There are two basic kinds of deceivers, of course. There's the bald-faced liar who will tell you "the sky is green" and expects you to believe it. Then there's the smooth, spin-doctor type of salesman -- like Rich Tehrani -- who says "the sky is always blue." Most days you look up and say, Yes, this man is telling the truth. It's only when the little storms of life crop up that you realize you've been deceived.

Mr. Tehrani's article states that PBX (Private Branch Exchange) telephone systems from old-line vendors like AT&T and Nortel Networks are closed, but that PC-based telephony systems are becoming more open. He bases this statement on the idea that soon you will be able to use any vendor's CTI expansion card in your PC slots, and you will be able to program to a "standard abstraction layer that is hardware-vendor independent." The deception in his statement is his omission of one little fact: that abstraction layer is none other than Microsoft's proprietary, closed operating system called Windows NT.

Yes, it may be somewhat "open" to have a variety of plug-in cards to choose from. Yes, it's nice to have a wide variety of personal computer hardware to choose from. It seems to be an open platform. However, Microsoft's Windows NT is neither open, nor a free choice. If the hardware vendors only make device drivers to allow their plug-in cards to communicate with Windows NT, then where is your freedom of choice in platforms? And if Microsoft builds proprietary roadblocks inside Windows NT, causing one or more CTI card vendors to have superior -- or inferior -- performance, then where is the openness? Where is the "level playing field?"

In fact, all Mr. Tehrani's article does is cleverly hide the fact that the "closed-ness" or "proprietary-ness" of CTI systems is now being "abstracted" out of the hardware layer and being inserted into the operating system layer. This process actually locks-down the platform to a single OS vendor, removing any freedom of choice that was previously available. Except for the existing base of Unix-based CTI systems (slated for eventual elimination by Microsoft), only a single vendor, Touchvoice Systems, has been able to wrangle a CTI card vendor to make device drivers available for an alternative operating system, IBM OS/2 Warp.

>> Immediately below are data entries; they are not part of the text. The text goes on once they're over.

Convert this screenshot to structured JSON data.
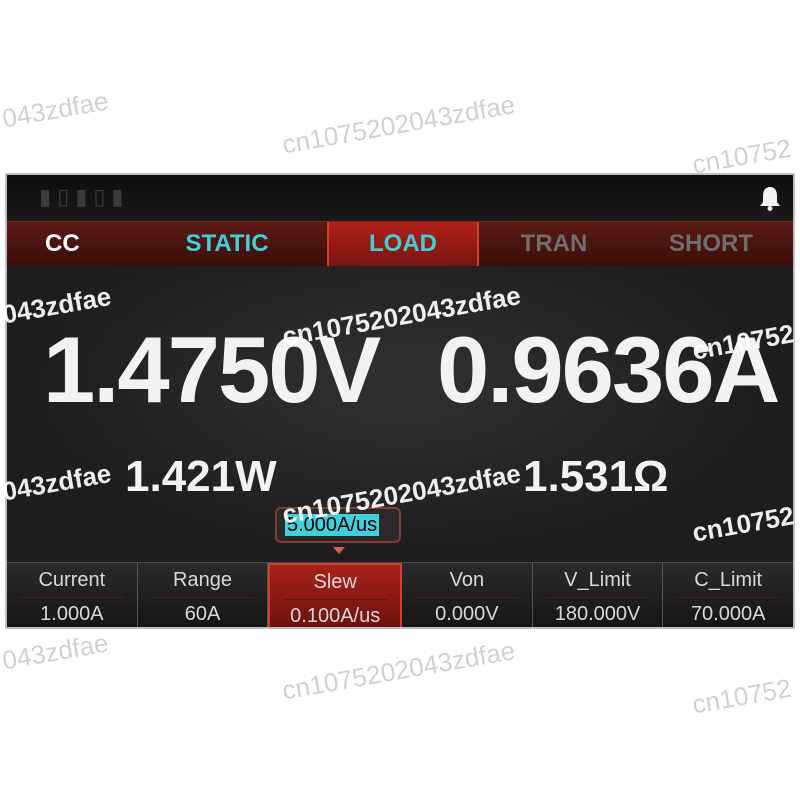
{
  "tabs": [
    {
      "label": "CC"
    },
    {
      "label": "STATIC"
    },
    {
      "label": "LOAD"
    },
    {
      "label": "TRAN"
    },
    {
      "label": "SHORT"
    }
  ],
  "readings": {
    "voltage": "1.4750V",
    "current": "0.9636A",
    "power": "1.421W",
    "resistance": "1.531Ω"
  },
  "edit_value": "5.000A/us",
  "params": [
    {
      "label": "Current",
      "value": "1.000A"
    },
    {
      "label": "Range",
      "value": "60A"
    },
    {
      "label": "Slew",
      "value": "0.100A/us"
    },
    {
      "label": "Von",
      "value": "0.000V"
    },
    {
      "label": "V_Limit",
      "value": "180.000V"
    },
    {
      "label": "C_Limit",
      "value": "70.000A"
    }
  ],
  "watermarks": {
    "w1": "043zdfae",
    "w2": "cn1075202043zdfae",
    "w3": "cn10752",
    "w4": "043zdfae",
    "w5": "cn1075202043zdfae",
    "w6": "cn10752",
    "w7": "043zdfae",
    "w8": "cn1075202043zdfae",
    "w9": "cn10752",
    "w10": "043zdfae",
    "w11": "cn1075202043zdfae",
    "w12": "cn10752"
  },
  "colors": {
    "accent_cyan": "#3fd0dc",
    "active_red": "#a8221a",
    "tab_inactive": "#6e6e6e"
  }
}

Everyone else has been swept cleanly into the Windows-only proprietary platform scam.

Mr. Tehrani then fails to point out the obvious contradiction in Microsoft's position in the CTI market: Microsoft has made a $44 million dollar investment in CTI board maker Dialogic, Inc. This means that Microsoft now has a vested interest in making sure that competing CTI card makers have higher costs, poorer performance, and lower market share than Dialogic. Eventually, an NT-only, Dialogic-only CTI platform will emerge -- one that is even more proprietary, more closed, and more devoid of choice than the old-time "closed" PBX marketplace ever was.

With devious publishers like Rich Tehrani dominating the CTI magazine publishing space, forcing out writers that support real openness and real freedom of choice, most buyers of CTI technology have no idea that they are being maneuvered and hoodwinked into supporting a closed, choiceless world. It's coconspirators like Rich Tehrani and his TMC (Technology Media Publishing) that make Microsoft's greed and power lust work effectively to kill consumer and business choice.

Most recent revision: May 10, 1999
Copyright © 1999, Tom Nadeau
All Rights Reserved.